“Jill Wine-Banks was the person who interrogated President Nixon’s secretary Rose Mary Woods in the grand jury about the infamous 18 and a half minute gap on one of the key Watergate tapes,” Gormley said. “So she played a lead role.”

Gormley said she will recount her story and discuss how the past 40 years has affected her opinion about the pardon.

Also speaking at the gathering is Timothy Naftali, former director of the Richard M. Nixon Presidential Library, who is known for creating a display about the scandal at the library.

Ford’s son, Steve Ford, is participating through a special video interview that will show at the program.

“His father told him that in some cases, you have to - like being a father of the family - have mercy, not take the strongest punishment, in taking care of issues like this because it may end up dividing the family even further, or in this case, the country,” Gormley said.

Tom Brokow, NBC News special correspondent, will also be featured in a video, recounting his experience of covering Nixon’s resignation and pardon.

Gormley said he hopes the gathering will help people see the full picture and decide for themselves if the pardon was the right decision.

“Often we learn through history and looking back over many years and decisions become clarified,” Gormley said. “And this is one that I think that not nearly enough was known about the circumstances at the time.”

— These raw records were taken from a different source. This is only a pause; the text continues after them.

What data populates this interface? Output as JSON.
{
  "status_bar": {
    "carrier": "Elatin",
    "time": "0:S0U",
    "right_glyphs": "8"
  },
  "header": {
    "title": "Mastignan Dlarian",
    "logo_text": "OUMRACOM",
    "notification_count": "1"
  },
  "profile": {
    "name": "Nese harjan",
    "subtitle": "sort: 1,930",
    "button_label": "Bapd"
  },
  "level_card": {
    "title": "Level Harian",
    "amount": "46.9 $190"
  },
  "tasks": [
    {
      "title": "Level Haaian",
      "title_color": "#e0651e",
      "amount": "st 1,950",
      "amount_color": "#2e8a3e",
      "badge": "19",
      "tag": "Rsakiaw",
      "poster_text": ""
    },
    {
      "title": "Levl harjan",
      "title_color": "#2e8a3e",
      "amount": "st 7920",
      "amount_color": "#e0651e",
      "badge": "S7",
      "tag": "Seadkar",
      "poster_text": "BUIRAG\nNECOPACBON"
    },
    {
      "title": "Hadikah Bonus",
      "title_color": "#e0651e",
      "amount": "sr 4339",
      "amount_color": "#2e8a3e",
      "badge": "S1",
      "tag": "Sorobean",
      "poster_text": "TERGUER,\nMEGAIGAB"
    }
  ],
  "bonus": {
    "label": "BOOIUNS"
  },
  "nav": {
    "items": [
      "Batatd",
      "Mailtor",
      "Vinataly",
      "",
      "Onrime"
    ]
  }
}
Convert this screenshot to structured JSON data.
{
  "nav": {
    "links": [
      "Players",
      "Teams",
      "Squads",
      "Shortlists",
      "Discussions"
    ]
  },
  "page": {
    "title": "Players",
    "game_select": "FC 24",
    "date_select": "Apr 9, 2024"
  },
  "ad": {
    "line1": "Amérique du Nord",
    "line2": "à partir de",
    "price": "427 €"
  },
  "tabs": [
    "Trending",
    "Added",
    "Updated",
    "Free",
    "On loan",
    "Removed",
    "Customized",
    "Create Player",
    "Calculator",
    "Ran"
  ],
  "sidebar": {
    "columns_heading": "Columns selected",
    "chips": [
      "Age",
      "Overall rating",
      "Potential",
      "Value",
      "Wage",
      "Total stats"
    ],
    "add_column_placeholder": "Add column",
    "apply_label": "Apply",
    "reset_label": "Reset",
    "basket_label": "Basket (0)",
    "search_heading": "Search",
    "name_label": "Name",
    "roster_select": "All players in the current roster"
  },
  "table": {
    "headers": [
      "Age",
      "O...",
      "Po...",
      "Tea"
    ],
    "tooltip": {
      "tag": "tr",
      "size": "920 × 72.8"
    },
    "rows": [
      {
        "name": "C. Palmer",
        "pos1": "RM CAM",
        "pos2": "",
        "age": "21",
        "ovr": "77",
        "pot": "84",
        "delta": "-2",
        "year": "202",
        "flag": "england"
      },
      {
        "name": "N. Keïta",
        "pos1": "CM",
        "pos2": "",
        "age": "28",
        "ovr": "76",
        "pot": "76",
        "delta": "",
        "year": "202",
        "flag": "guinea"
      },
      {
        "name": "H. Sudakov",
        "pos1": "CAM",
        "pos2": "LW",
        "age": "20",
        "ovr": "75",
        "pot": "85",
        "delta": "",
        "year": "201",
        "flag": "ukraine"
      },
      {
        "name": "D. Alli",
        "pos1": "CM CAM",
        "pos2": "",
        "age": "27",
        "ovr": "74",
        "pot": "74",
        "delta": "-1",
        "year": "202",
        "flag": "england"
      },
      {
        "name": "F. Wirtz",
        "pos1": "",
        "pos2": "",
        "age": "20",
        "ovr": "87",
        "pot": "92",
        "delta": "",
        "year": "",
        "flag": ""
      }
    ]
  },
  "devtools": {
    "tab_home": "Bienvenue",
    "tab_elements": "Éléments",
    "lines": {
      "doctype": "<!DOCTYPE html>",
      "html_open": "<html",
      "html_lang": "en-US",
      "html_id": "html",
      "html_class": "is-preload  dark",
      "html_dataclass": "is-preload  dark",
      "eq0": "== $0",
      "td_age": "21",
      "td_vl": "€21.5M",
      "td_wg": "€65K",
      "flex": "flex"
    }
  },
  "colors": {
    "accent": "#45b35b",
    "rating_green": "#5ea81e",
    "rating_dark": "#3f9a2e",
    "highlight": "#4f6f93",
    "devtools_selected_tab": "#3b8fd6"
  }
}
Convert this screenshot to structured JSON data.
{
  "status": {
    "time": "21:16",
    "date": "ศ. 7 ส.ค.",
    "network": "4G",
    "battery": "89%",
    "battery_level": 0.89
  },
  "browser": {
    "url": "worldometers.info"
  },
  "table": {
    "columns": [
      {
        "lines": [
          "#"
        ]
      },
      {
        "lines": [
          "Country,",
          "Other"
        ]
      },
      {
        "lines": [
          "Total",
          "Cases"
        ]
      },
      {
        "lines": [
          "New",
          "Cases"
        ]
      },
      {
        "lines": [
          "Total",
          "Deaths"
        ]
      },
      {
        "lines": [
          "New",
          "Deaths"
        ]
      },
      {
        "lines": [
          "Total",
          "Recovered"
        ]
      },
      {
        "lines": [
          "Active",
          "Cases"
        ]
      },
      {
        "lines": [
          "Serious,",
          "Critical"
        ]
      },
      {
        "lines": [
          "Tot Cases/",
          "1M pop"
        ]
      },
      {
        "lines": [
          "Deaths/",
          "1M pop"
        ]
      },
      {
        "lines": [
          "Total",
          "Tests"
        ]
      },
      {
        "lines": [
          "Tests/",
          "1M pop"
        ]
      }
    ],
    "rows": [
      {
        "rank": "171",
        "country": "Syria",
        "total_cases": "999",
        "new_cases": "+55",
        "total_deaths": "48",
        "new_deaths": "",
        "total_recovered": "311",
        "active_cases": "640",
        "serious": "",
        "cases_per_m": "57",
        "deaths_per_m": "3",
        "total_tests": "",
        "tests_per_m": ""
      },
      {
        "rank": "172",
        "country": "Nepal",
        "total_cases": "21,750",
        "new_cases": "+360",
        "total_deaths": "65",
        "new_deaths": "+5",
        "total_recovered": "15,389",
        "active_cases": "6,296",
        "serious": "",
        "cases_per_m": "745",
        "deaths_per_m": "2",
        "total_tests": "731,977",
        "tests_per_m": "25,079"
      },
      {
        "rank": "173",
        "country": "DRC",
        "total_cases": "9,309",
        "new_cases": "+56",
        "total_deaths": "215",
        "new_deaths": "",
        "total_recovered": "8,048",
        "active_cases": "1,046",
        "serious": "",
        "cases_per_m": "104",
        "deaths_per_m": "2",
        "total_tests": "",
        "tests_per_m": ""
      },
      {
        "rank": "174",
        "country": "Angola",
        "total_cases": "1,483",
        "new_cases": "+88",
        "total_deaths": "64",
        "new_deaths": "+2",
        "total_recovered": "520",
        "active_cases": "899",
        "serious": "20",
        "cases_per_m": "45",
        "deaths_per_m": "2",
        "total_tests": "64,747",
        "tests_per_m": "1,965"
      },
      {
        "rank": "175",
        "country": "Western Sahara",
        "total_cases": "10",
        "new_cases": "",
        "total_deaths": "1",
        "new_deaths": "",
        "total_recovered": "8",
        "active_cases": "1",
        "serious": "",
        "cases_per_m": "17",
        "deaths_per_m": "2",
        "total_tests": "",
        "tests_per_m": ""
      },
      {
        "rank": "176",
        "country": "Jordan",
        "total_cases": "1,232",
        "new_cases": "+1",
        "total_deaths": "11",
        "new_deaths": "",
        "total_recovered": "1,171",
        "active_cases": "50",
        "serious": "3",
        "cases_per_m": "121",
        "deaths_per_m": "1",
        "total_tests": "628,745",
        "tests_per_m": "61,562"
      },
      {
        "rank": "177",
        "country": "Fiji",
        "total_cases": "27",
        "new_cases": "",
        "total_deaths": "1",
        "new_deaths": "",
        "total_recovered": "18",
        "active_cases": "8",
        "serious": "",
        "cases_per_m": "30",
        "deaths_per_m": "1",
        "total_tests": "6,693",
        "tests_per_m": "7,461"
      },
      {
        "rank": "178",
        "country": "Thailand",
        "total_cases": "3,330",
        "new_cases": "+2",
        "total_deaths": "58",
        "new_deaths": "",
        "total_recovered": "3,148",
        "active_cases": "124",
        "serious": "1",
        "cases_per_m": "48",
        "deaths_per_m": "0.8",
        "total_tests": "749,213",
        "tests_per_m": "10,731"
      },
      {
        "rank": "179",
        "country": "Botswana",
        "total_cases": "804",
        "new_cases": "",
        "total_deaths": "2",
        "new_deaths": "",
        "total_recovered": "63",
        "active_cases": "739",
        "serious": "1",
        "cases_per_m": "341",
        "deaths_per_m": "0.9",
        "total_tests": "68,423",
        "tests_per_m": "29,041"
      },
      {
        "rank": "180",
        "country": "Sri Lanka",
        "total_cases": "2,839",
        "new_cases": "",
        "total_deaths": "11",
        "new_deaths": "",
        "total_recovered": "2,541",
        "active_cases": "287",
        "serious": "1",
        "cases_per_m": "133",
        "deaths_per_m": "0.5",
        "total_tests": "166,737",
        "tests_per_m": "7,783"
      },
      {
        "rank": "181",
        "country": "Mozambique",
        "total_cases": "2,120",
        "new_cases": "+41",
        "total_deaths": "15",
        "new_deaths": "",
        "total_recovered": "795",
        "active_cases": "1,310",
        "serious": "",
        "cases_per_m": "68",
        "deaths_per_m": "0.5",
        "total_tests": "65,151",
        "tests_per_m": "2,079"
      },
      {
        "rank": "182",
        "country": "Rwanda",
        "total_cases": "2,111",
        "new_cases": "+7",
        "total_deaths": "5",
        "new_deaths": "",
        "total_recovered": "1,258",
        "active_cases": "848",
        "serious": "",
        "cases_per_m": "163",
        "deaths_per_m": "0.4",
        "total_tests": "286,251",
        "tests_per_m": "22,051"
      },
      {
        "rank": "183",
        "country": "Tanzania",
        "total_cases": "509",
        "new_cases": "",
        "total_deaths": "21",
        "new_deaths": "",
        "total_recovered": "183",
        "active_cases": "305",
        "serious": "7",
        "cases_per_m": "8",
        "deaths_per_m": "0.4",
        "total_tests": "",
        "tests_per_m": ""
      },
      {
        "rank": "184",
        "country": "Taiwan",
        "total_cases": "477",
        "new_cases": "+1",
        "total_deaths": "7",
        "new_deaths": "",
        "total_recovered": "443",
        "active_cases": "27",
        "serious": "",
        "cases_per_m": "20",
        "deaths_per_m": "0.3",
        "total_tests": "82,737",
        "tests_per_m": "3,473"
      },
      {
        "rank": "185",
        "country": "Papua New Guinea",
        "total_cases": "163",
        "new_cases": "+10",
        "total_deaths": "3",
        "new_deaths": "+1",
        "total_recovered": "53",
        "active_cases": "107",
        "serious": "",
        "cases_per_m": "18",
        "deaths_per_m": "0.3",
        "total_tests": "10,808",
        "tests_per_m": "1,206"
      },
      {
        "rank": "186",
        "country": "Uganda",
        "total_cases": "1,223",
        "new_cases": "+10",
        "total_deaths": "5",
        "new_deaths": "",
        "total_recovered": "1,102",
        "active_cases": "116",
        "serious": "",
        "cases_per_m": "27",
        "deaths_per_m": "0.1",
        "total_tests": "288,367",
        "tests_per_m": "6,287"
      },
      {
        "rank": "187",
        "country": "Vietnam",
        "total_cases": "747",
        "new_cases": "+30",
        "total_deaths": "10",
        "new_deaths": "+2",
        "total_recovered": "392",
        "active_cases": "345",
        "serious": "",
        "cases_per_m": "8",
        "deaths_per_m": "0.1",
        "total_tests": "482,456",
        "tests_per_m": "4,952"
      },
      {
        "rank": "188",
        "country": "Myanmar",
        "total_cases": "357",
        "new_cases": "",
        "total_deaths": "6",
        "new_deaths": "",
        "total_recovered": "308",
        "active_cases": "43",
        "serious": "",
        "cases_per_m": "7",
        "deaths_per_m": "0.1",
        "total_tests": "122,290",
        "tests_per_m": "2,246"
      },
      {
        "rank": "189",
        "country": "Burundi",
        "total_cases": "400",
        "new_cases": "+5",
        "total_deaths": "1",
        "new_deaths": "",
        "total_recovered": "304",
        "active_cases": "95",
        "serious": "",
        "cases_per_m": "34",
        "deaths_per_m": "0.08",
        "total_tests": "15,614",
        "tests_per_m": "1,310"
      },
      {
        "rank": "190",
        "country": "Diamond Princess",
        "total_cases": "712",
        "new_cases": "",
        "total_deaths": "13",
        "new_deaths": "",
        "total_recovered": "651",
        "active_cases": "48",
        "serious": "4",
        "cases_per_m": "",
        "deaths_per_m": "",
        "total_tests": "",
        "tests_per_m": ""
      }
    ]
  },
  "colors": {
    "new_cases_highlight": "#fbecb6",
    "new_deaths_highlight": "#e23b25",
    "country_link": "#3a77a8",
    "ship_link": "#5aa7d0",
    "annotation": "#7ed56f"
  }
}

The gathering is tomorrow from 3:30 to 5 p.m. at Duquesne University’s Power Center Ballroom.